Applying as an International Student to NYU’s Campus in New York
Like New York City, NYU’s New York campus is home to people from all over the world. In fact, our student body is comprised of students from more than 90 countries! No matter where they apply from, every NYU applicant is held to the same admissions standards, and generally follows the same application steps.
To apply to NYU’s New York campus, use one of these guides:
Please allow extra time when mailing hard copies of diplomas, transcripts, and other admissions supporting documents from outside the U.S.
As part of the admissions process, some applicants may be asked to attend a candidate weekend or take part in a face-to-face, phone, or video interview.

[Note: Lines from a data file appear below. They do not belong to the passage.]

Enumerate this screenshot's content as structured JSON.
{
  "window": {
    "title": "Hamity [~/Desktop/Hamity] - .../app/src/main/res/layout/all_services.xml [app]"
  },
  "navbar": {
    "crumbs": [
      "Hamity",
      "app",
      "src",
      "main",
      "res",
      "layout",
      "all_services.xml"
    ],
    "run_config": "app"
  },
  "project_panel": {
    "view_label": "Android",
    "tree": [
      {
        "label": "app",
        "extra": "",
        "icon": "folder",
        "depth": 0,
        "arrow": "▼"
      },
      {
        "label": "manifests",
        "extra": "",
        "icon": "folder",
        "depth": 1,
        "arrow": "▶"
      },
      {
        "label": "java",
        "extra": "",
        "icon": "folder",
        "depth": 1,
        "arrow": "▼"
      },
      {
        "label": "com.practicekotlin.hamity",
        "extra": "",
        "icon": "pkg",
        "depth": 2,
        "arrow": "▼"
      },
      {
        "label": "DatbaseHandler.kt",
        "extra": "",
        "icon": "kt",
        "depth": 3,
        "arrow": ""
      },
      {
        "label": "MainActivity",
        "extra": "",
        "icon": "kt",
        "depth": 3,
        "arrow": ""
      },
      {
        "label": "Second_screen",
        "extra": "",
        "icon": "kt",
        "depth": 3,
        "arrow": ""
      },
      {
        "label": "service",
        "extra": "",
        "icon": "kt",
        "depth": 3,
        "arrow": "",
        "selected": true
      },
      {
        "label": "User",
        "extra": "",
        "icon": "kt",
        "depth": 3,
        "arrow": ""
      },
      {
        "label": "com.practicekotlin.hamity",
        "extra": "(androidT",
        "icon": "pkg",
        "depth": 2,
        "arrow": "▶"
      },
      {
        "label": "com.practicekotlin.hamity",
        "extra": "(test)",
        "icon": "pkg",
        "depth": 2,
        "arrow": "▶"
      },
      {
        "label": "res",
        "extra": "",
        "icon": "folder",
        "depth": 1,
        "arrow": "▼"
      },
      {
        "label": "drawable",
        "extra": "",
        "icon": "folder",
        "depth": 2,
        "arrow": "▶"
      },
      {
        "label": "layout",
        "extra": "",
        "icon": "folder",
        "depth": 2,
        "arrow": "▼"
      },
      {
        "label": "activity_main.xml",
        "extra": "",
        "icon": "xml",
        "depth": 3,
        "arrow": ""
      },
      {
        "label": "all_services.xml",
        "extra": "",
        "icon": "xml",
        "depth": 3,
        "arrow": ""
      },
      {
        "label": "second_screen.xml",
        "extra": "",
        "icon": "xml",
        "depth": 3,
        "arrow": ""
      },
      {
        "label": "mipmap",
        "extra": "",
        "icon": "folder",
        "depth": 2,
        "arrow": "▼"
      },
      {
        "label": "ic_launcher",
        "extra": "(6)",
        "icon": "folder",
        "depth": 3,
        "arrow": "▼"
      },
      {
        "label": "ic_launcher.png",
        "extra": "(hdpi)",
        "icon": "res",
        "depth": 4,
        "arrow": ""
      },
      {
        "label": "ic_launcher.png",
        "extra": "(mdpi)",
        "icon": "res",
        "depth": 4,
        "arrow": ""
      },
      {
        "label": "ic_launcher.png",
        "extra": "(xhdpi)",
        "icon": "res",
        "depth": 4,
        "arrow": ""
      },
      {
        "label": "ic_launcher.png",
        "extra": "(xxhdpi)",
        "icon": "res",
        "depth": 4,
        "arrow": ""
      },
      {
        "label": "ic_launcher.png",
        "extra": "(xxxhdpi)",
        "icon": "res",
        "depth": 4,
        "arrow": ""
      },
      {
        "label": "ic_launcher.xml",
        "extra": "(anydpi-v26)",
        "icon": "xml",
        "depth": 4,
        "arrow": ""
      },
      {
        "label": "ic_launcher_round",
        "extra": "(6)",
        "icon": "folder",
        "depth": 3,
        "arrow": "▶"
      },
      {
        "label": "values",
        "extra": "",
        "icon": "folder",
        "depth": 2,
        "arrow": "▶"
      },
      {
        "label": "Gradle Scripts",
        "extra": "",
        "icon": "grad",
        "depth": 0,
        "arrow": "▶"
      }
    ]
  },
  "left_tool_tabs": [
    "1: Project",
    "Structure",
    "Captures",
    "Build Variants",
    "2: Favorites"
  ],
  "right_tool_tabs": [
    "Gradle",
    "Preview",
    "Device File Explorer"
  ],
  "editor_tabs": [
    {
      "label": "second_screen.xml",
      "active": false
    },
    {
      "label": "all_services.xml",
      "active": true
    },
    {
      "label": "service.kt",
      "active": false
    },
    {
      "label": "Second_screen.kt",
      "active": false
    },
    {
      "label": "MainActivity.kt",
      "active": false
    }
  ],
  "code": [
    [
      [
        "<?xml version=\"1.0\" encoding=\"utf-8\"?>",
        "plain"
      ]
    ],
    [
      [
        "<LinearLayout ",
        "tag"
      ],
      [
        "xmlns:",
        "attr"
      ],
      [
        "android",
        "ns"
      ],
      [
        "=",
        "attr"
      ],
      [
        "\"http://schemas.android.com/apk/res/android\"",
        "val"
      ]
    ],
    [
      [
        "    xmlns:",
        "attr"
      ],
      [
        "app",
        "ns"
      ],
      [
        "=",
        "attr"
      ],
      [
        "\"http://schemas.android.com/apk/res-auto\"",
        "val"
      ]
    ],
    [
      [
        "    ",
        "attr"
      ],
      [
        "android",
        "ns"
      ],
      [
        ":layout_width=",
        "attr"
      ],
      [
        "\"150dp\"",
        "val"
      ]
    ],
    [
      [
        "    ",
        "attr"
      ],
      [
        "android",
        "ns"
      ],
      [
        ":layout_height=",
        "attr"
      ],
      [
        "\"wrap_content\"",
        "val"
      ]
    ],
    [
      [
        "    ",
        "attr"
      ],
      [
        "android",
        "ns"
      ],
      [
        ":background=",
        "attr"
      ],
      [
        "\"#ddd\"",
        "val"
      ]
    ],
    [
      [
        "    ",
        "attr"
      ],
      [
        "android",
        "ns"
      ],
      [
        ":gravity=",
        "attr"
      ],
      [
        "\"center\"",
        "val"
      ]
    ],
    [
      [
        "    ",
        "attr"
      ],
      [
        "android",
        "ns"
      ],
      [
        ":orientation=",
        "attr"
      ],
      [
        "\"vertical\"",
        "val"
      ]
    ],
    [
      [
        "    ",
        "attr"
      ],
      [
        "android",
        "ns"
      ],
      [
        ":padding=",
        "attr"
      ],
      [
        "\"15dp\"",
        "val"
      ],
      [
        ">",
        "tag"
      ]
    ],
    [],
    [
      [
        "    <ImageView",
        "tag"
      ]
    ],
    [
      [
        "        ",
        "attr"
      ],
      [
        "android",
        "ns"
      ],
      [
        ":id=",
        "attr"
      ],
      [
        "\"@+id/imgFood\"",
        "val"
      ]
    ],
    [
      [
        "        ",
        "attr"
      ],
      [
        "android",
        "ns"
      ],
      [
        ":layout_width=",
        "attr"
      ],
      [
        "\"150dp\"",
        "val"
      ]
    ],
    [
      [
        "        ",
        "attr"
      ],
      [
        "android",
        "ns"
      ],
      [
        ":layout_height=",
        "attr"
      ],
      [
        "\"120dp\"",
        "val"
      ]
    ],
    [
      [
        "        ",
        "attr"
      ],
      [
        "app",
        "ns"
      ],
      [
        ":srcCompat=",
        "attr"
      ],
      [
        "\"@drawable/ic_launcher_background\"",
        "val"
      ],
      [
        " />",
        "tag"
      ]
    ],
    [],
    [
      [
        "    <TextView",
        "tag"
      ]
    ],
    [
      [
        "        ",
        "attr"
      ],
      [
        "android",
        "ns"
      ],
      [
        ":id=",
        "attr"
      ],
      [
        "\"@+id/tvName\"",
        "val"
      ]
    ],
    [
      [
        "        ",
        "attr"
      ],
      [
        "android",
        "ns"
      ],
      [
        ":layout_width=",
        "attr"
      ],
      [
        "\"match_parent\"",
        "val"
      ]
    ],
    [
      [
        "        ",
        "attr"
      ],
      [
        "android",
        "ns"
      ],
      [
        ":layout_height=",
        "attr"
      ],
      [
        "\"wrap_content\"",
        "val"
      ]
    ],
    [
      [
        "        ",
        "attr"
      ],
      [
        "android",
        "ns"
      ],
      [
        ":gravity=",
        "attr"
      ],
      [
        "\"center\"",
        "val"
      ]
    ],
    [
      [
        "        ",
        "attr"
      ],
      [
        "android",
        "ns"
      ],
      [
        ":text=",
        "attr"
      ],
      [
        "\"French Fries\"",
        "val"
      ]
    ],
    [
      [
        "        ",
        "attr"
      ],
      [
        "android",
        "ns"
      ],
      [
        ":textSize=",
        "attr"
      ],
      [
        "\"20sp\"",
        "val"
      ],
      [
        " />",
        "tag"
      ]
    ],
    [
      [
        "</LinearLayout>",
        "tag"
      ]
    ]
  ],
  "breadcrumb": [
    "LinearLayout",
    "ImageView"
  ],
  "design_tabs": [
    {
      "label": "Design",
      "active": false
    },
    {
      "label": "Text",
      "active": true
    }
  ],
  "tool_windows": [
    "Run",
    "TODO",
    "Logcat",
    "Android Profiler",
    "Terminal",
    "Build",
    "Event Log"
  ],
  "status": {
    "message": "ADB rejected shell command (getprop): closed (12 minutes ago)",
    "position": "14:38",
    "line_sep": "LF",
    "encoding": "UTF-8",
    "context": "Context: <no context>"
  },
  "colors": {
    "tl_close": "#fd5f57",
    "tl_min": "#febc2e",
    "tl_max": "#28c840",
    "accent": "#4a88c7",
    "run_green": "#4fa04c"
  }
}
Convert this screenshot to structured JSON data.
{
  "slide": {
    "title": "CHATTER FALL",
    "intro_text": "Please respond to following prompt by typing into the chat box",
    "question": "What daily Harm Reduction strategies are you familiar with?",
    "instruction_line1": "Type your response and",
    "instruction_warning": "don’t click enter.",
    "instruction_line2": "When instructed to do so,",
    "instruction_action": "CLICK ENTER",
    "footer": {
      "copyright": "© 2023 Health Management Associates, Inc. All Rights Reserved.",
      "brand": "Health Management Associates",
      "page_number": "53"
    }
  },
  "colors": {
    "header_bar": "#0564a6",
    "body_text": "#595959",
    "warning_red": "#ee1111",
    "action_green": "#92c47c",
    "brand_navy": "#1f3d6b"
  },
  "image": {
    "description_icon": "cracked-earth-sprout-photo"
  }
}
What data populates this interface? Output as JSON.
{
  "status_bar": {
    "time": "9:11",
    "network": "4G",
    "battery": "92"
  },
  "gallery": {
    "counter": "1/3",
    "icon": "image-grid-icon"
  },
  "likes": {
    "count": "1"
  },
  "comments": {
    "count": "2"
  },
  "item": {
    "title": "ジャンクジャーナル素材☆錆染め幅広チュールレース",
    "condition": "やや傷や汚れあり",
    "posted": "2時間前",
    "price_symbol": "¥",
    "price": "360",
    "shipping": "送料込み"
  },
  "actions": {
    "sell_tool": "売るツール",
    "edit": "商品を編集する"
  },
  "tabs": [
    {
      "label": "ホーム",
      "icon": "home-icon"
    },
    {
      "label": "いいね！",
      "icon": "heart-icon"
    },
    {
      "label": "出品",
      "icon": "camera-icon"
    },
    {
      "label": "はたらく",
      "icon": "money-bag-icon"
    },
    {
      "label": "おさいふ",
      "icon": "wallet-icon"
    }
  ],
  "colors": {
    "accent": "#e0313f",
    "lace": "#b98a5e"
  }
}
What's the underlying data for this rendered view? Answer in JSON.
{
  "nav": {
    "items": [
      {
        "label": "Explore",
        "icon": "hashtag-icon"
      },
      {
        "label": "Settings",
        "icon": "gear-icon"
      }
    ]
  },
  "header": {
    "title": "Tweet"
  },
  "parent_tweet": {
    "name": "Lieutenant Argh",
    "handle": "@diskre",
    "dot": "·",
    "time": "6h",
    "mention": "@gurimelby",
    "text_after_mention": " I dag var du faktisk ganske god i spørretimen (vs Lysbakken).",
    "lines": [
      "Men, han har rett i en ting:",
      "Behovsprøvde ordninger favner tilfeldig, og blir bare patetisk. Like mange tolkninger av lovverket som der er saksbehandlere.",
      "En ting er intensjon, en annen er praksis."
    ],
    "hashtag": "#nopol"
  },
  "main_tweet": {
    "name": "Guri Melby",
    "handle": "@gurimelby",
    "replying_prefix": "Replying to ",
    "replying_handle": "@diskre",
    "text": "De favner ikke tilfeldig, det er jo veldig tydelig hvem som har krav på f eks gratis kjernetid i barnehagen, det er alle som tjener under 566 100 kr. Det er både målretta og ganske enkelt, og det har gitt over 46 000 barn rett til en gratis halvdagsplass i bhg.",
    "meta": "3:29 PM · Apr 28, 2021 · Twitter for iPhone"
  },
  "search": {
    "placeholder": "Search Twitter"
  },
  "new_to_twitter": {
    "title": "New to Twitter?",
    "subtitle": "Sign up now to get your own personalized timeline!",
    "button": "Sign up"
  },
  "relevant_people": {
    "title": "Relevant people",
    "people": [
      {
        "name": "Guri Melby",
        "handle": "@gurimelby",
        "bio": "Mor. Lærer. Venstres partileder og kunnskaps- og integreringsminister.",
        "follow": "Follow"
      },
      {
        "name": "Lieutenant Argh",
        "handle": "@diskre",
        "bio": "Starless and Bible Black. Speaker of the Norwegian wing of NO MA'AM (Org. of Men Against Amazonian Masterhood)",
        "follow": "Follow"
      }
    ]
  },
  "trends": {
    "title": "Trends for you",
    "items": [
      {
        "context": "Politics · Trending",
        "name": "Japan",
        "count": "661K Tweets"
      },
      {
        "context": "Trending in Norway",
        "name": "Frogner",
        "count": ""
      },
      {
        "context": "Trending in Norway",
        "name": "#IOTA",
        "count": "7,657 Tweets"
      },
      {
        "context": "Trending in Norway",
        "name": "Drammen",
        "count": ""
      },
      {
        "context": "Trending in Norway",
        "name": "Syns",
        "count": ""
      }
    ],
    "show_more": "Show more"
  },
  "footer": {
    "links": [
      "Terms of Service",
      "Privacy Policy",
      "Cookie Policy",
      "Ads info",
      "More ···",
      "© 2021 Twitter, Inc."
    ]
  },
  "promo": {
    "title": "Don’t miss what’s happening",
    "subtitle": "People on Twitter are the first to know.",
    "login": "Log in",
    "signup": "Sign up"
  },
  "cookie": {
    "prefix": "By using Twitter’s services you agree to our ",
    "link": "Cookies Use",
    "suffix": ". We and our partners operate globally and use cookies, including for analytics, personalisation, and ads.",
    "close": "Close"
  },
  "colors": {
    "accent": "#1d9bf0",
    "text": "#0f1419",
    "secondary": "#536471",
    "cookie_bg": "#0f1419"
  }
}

Submitting Standardized Tests
SAT, ACT, and IB results are not the only way to satisfy your standardized testing requirement. You can also take a regional or national exam. We recognize dozens from around the world — and the list is getting longer. In addition, some applicants may also need to provide proof of English language proficiency.
Financing your Education
Financial aid is available only for incoming freshman and not available for transfer applicants. If you are admitted you must submit a certification of finances showing you’ll be able to fund your four years of study.
Depending on your status, here are some things to plan for:
- Fill out the NYU Application for Certificate of Eligibility (AFCOE) online after you’re admitted to the university and pay your enrollment deposit. Submit supporting documents as well. This must be done before you’re issued a student visa (Form I-20) or exchange visitor visa (Form DS-2019).
- If you expect to use savings, parental support, outside private or government scholarships, or any combination of these to finance your studies, you’ll need to send official letters or similar certificates as proof of such support. Include your name and date of birth on each document.
- If you’re in the U.S. at the time of your admission, you’ll need to submit a copy of your I-94 card.
- Students who hold a F-1 or J-1 student visa are generally not allowed to work in the U.S. to help pay for their education and are required to pursue a full-time course load each semester.